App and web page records
= = = = = = =

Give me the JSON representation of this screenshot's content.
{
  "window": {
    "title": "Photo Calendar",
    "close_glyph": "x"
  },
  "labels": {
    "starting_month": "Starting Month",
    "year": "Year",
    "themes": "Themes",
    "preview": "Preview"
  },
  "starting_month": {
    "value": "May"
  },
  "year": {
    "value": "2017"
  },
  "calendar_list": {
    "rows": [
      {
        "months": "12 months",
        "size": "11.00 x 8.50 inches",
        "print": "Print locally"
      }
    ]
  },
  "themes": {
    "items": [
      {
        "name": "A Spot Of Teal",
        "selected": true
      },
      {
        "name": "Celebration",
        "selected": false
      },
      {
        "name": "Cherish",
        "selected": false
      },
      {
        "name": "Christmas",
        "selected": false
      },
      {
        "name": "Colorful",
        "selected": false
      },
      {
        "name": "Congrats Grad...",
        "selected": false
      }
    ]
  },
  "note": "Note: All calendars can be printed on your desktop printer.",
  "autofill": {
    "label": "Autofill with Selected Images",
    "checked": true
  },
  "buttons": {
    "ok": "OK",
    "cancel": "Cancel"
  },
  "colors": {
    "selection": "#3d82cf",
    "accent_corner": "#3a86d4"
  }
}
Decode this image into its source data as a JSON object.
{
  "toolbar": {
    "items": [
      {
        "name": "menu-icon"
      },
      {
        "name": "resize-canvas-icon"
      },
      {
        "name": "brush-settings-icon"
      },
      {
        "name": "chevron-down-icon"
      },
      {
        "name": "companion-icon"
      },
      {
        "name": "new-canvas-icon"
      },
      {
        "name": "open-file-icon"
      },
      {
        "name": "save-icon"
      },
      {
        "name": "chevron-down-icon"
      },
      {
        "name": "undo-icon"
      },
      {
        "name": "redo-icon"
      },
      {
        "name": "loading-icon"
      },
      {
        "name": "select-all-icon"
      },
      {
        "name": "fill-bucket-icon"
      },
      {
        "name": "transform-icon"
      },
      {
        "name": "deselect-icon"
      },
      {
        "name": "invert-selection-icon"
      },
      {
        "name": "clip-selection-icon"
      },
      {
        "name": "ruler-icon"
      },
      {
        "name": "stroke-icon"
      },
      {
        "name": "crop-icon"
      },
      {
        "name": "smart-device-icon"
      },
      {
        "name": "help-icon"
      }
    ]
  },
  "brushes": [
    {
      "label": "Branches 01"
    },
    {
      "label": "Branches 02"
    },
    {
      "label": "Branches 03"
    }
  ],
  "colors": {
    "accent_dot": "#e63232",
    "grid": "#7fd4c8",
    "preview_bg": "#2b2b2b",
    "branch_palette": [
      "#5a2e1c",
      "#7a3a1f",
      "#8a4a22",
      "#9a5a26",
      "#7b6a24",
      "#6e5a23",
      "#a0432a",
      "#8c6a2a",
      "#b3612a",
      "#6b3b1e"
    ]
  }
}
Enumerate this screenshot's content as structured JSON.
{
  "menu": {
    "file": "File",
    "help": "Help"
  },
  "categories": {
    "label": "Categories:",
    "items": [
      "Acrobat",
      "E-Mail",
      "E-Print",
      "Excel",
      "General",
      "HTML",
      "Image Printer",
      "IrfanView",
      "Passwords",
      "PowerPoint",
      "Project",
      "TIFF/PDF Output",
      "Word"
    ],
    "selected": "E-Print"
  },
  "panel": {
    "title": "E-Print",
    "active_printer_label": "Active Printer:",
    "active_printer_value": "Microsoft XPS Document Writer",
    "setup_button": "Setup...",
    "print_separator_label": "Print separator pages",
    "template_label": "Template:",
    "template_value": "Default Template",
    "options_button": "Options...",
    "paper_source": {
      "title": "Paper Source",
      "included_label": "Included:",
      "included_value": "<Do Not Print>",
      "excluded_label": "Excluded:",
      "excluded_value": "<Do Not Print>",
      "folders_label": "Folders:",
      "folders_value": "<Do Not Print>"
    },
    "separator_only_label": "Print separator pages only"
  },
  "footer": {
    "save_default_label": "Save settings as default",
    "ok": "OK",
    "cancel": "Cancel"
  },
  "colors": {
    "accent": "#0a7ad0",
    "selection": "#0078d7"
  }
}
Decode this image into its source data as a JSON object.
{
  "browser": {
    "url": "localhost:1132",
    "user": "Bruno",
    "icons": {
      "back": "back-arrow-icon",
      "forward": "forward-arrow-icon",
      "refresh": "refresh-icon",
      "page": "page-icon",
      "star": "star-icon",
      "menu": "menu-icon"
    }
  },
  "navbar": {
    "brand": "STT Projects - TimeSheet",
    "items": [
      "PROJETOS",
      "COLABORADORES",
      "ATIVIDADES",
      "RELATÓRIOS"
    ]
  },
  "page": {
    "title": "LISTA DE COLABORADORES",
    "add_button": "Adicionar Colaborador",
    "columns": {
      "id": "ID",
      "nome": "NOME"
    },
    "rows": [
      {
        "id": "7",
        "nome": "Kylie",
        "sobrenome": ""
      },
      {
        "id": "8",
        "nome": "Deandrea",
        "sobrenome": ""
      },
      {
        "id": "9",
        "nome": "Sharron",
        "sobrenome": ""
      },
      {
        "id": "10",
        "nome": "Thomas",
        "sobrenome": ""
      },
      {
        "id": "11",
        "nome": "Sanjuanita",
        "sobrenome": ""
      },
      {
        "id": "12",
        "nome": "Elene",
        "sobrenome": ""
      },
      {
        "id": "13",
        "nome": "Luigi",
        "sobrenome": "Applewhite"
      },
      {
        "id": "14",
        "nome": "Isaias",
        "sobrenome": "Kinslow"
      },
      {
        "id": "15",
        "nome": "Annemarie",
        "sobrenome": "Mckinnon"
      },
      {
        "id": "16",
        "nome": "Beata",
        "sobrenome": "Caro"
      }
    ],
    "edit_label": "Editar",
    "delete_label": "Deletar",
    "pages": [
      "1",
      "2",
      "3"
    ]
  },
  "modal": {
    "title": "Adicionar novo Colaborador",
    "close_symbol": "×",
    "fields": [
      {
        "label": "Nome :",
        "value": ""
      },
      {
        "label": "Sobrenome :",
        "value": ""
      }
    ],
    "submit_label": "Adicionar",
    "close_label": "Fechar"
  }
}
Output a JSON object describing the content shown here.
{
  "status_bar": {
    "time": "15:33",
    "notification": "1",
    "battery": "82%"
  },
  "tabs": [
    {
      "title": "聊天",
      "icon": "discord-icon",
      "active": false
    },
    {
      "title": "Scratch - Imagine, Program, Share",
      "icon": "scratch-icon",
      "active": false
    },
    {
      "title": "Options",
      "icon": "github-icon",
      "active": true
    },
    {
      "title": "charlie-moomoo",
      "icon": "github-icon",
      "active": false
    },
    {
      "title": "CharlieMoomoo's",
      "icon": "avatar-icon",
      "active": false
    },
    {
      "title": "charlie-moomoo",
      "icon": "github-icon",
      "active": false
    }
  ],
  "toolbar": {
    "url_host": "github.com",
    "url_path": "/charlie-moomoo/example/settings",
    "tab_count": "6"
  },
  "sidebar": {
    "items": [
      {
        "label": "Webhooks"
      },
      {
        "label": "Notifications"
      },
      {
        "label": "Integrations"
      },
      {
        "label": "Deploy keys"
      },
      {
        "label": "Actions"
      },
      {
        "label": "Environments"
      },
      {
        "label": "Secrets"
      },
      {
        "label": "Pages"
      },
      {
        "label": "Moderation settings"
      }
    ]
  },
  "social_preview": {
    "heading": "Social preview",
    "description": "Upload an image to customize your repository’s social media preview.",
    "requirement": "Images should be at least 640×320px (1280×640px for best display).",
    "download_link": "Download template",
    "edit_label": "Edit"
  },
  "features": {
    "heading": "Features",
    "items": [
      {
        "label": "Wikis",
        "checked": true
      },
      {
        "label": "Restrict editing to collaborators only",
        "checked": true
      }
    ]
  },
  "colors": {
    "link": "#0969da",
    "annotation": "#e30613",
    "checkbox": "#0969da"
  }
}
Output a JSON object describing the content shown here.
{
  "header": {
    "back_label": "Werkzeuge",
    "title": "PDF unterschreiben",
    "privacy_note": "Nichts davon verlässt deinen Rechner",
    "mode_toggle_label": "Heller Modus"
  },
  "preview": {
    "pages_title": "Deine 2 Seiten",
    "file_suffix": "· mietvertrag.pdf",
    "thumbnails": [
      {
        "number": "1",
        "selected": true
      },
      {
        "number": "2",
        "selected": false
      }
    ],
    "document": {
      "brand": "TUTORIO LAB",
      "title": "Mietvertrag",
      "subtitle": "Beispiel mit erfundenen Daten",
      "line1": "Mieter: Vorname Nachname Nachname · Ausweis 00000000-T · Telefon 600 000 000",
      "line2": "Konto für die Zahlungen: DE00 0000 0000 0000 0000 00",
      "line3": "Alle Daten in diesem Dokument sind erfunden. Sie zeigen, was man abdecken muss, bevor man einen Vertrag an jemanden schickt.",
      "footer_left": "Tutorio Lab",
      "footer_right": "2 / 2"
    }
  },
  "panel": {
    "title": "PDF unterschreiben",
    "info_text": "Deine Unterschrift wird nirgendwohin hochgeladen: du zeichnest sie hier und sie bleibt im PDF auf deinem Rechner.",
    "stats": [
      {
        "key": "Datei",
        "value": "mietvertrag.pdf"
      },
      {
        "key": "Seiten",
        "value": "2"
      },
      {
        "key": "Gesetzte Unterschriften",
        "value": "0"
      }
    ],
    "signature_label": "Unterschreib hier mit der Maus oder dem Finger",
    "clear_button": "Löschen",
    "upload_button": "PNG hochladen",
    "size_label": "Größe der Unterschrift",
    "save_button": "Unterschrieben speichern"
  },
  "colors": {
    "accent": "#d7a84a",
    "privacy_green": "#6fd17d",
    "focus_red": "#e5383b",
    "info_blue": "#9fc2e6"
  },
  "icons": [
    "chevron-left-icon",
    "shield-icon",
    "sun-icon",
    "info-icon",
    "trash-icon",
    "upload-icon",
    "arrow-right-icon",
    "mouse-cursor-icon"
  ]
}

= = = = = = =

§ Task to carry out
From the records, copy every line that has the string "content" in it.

§ Written solution
Give me the JSON representation of this screenshot's content.
Enumerate this screenshot's content as structured JSON.
Output a JSON object describing the content shown here.
Output a JSON object describing the content shown here.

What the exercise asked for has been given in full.